Elsewhere, there is veal porterhouse and short rib, prime rib and steaks of salmon and tuna. But I opted for a relative rarity—duck, cooked on a rotisserie. It was surprisingly unsatisfying, its glistening fattiness marred by a limpid, barely browned skin that only teased with a suggestion of crispness. Rotisserie duck is a much more exotic and alluring option than the ubiquitous rotisserie chicken. But for NanaSteak to capitalize on the offering, the duck will need to fall off the bone, while the skin needs to be handled with more expertise, until it caramelizes into a perfect coating.
Our server admitted the chef had been working on the duck and altering the approach, but because it wasn't selling, it may end up being cut from the menu. I'm not so sure the blame goes with the customer, and I hope I get the chance to try it again.
Where the entrées failed, though, the sides—contemporary, often decidely Southern turns on classic steakhouse staples—succeeded. NanaSteak's take on creamed spinach includes Swiss chard. The bitter greens weren't overcooked, so they maintained some bite beneath a drizzle of slightly sweet cream. And in a region where every new restaurant offers some variation on macaroni and cheese, NanaSteak's is noteworthy. Brown on top, the piping hot Grand Cru Gruyere and béchamel beneath stay smooth, complementing rather than overpowering the pasta.

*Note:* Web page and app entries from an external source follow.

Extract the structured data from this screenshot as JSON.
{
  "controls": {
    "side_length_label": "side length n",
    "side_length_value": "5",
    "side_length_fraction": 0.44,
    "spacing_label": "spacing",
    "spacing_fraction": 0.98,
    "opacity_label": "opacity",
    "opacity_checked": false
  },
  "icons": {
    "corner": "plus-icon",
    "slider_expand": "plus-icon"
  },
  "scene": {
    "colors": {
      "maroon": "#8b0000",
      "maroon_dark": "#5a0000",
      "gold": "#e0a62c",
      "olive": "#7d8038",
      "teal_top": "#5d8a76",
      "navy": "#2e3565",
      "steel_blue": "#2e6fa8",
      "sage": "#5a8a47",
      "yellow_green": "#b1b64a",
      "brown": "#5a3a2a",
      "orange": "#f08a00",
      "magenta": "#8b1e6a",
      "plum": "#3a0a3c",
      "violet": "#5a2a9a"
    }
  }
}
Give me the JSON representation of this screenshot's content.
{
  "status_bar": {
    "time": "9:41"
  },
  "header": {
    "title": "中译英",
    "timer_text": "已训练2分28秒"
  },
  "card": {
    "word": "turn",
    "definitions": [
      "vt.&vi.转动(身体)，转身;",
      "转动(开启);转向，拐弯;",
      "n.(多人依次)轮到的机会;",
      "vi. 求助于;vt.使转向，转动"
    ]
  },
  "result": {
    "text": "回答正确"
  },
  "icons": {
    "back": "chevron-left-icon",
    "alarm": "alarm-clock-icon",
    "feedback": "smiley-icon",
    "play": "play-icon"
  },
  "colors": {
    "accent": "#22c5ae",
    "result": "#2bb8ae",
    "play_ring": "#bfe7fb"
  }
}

The sweet potato gratin is moan-inducing, too, with tender golden sweet potatoes bathed in a ricotta sauce that conceals a bed of dulcet prunes. Moist and singing with sage, the savory mushroom bread pudding stole the second meal by evoking and updating fuzzy Thanksgiving memories.
At last, dessert pushed holiday-like satiety into inability-to-breathe territory, but it was worth it. The salted butterscotch pots de crème, served with homemade ginger snaps, requires a deep dive down to the cup's bottom. The Bananas Foster omits the tired tableside pan of flaming bananas and is instead constructed as a silky wonder in a glass.
In paying homage to the classic steakhouse, NanaSteak is best when it breaks with tradition, rewriting the rules of the most standard ostentatious fare. That presents some challenges, with some big misses mixed among major hits. NanaSteak has worked on the problems, though it hasn't perfected them. Still, when I pushed away from the table, I'd finished the feast I'd sought.
This article appeared in print with the headline "High Stakes"